Segment Open

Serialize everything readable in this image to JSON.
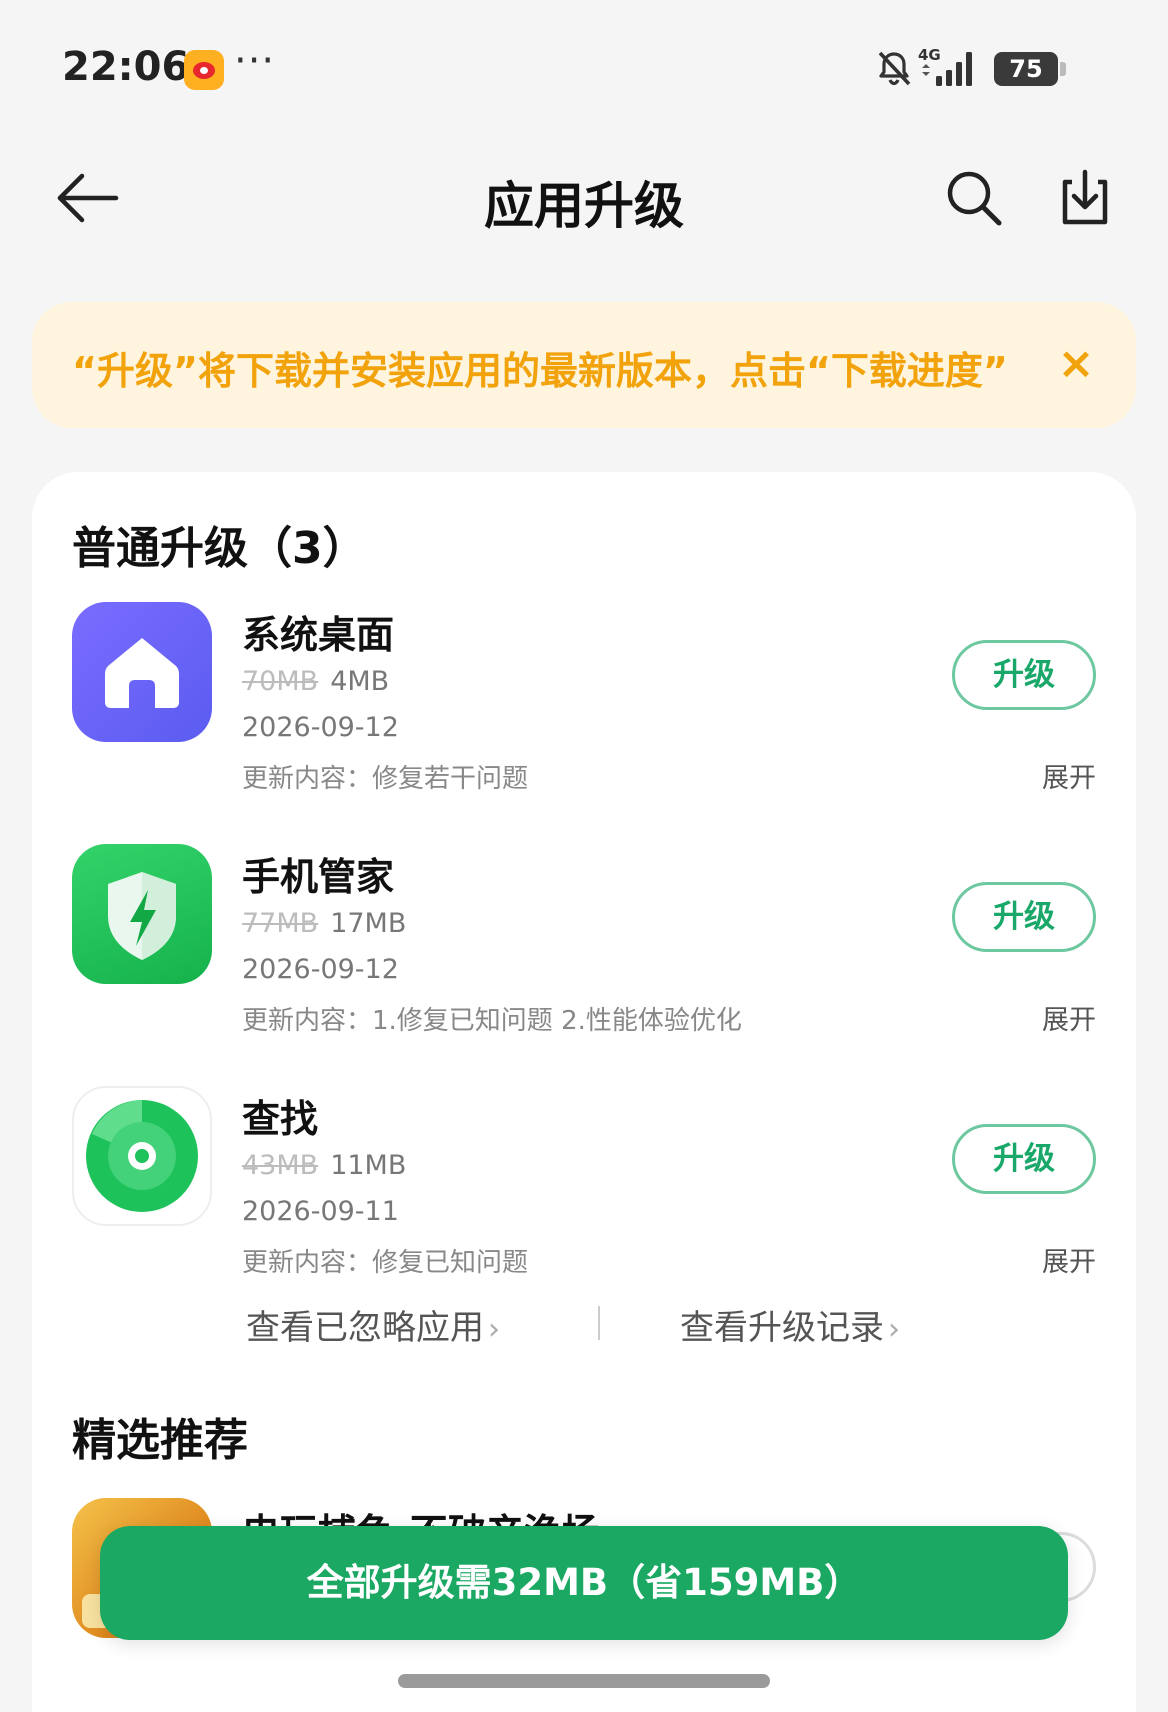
{
  "status_bar": {
    "time": "22:06",
    "more": "···",
    "network": "4G",
    "battery": "75",
    "icons": [
      "weibo-icon",
      "bell-muted-icon",
      "signal-icon",
      "battery-icon"
    ]
  },
  "header": {
    "title": "应用升级",
    "back_icon": "arrow-left-icon",
    "search_icon": "search-icon",
    "download_icon": "download-icon"
  },
  "notice": {
    "text": "“升级”将下载并安装应用的最新版本，点击“下载进度”",
    "close_label": "×"
  },
  "upgrades": {
    "title": "普通升级（3）",
    "button_label": "升级",
    "expand_label": "展开",
    "items": [
      {
        "name": "系统桌面",
        "old_size": "70MB",
        "new_size": "4MB",
        "date": "2026-09-12",
        "notes": "更新内容：修复若干问题",
        "icon": "home-icon"
      },
      {
        "name": "手机管家",
        "old_size": "77MB",
        "new_size": "17MB",
        "date": "2026-09-12",
        "notes": "更新内容：1.修复已知问题 2.性能体验优化",
        "icon": "shield-bolt-icon"
      },
      {
        "name": "查找",
        "old_size": "43MB",
        "new_size": "11MB",
        "date": "2026-09-11",
        "notes": "更新内容：修复已知问题",
        "icon": "find-device-icon"
      }
    ]
  },
  "links": {
    "ignored": "查看已忽略应用",
    "history": "查看升级记录"
  },
  "recommended": {
    "title": "精选推荐",
    "items": [
      {
        "name": "电玩捕鱼-不破产渔场",
        "icon": "game-icon"
      }
    ]
  },
  "bottom": {
    "upgrade_all": "全部升级需32MB（省159MB）"
  },
  "colors": {
    "accent_green": "#1ba863",
    "notice_orange": "#f2a20a",
    "notice_bg": "#fff4de"
  }
}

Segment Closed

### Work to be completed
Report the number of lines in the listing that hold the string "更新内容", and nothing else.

### Task answer
3